- beginning; initial.
- Grammar. (of a derived verb, or of an aspect in verb inflection) expressing the beginning of the action indicated by the underlying verb, as Latin verbs in -scō, which generally have inceptive force, as calēscō “become or begin to be hot” from caleō “be hot.”
- the inceptive aspect.
- a verb in this aspect.
Origin of inceptive
SynonymsSee more synonyms for on Thesaurus.com
Dictionary.com Unabridged Based on the Random House Unabridged Dictionary, © Random House, Inc. 2018
Examples from the Web for inceptive
What is the value of an inceptive axis with relation to the unity of a design?
Where should the point of concentration be located upon the inceptive axis?
These usually have Inchoative or Inceptive meaning (see 155, 1).New Latin Grammar
Charles E. Bennett
This author looks upon circumcision as of purely climatic origin in its inceptive causes.History of Circumcision from the Earliest Times to the Present
Peter Charles Remondino
How should the units be drawn to be in harmony with the inceptive axis, the contours, and to each other?
- beginning; incipient; initial
- Also called: inchoative grammar denoting an aspect of verbs in some languages used to indicate the beginning of an action
- the inceptive aspect of verbs
- a verb in this aspect
Collins English Dictionary - Complete & Unabridged 2012 Digital Edition © William Collins Sons & Co. Ltd. 1979, 1986 © HarperCollins Publishers 1998, 2000, 2003, 2005, 2006, 2007, 2009, 2012
Word Origin and History for inceptive

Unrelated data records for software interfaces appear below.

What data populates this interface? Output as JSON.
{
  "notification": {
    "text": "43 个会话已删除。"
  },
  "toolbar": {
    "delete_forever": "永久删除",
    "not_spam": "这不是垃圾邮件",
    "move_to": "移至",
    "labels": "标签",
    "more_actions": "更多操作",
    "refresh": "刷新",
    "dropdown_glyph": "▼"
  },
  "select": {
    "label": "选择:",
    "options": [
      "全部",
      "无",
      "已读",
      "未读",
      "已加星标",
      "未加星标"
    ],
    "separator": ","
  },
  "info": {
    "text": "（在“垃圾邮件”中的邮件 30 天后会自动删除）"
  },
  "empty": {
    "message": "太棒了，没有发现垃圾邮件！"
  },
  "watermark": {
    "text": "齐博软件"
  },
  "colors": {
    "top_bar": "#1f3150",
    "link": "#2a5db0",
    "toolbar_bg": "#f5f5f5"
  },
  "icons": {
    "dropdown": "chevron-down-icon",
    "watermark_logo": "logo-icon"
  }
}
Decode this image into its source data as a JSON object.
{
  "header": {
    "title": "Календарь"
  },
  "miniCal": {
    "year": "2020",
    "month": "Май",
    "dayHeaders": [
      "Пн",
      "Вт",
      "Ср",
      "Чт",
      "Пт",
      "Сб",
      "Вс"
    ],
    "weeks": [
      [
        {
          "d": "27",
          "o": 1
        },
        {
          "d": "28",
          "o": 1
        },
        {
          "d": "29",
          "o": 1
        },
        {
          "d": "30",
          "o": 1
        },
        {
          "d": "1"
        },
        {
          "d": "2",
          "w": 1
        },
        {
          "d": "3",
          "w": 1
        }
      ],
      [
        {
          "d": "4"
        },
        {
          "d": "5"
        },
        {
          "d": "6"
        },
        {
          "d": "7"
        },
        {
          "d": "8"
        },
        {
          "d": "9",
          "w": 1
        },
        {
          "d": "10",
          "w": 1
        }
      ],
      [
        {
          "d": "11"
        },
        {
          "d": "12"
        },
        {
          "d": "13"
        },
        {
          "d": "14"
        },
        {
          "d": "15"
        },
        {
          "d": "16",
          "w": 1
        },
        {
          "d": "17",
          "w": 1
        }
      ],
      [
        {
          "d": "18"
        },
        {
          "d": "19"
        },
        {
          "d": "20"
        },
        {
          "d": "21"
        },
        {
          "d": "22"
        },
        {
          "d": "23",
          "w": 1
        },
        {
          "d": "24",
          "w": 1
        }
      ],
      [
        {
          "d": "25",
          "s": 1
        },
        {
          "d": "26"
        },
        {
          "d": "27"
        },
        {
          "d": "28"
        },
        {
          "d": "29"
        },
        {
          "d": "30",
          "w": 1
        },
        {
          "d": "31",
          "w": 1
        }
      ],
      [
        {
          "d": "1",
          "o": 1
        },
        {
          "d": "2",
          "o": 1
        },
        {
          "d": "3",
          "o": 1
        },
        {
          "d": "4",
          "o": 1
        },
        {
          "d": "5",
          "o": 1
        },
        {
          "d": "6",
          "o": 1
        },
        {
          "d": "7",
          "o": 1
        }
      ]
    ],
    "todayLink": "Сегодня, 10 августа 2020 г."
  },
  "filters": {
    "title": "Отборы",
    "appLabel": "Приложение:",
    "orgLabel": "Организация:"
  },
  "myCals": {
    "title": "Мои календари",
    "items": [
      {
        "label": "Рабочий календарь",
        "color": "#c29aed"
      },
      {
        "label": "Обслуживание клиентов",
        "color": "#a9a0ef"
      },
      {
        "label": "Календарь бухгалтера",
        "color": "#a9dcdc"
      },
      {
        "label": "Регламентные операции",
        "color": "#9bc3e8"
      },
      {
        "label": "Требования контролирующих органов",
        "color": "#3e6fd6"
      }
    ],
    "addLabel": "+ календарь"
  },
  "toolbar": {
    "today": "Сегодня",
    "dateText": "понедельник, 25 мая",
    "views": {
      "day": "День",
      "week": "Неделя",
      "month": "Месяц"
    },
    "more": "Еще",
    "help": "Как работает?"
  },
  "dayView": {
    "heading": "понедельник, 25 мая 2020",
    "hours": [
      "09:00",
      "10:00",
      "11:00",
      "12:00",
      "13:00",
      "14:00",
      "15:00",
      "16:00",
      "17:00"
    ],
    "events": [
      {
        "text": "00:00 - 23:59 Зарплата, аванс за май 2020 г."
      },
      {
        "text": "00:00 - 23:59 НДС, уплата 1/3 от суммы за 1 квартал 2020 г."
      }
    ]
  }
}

1650s, from French inceptif (16c.), from Latin incept-, past participle stem of incipere "to begin" (see inception).
Online Etymology Dictionary, © 2010 Douglas Harper